The release did not specify where the wheat came from, but according to ship-tracking site MarineTraffic, the Super Bayern's voyage began in the port of Novorossiysk, Russia.
“Bread is an essential staple in the poorest people’s diet. Any disruption of the wheat value chain will primarily impact poor and vulnerable host communities and refugees,” Jean-Christophe Carret, the World Bank's director of operations for the Middle East, said in the statement.
Availability and price stability
For his part, Salam said, "We promised the Lebanese people to protect their bread and we delivered proudly and successfully, thanks to our partner the World Bank."
"The loan will provide great relief through stability in wheat availability and bread prices in Lebanon during the country’s most challenging times,” he added.
At a press conference announcing the start of the World Bank project on Jan. 24, Salam said the loan would ensure the supply of subsidized wheat for nine to 12 months — the exact duration depending on the world price of wheat.
After the program ends, the ministry plans to work on a subsidy card exclusively for the purchase of bread, targeting people with low purchasing power, the minister added.
In addition, the caretaker government approved last week an allocation of $8 million of Lebanon's Special Drawing Rights for the purchase of wheat.

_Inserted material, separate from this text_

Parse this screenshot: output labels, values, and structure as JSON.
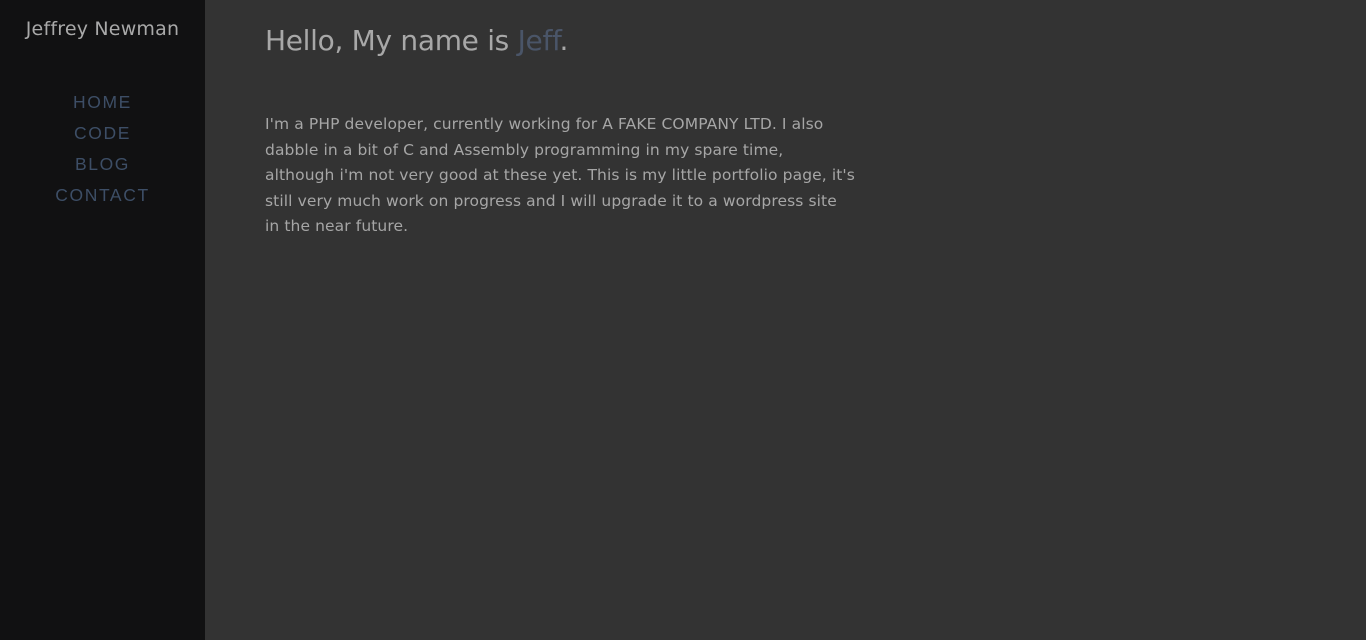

Salam said the $8 million would serve as a temporary stopgap measure to cover the transition period until the first World Bank funded shipment arrives.
However, this arrived less than a week after the funding was approved.
BEIRUT — A first shipment of 33,000 tons of wheat arrived Saturday at the Port of Beirut, in order to "rebuild Lebanon’s wheat stock" and ensure that "poor and vulnerable" populations can get bread, the World Bank, which is financing these imports through a loan, announced in a statement.Present at the port on the arrival of the Super Bayern ship carrying these supplies, caretaker Economy...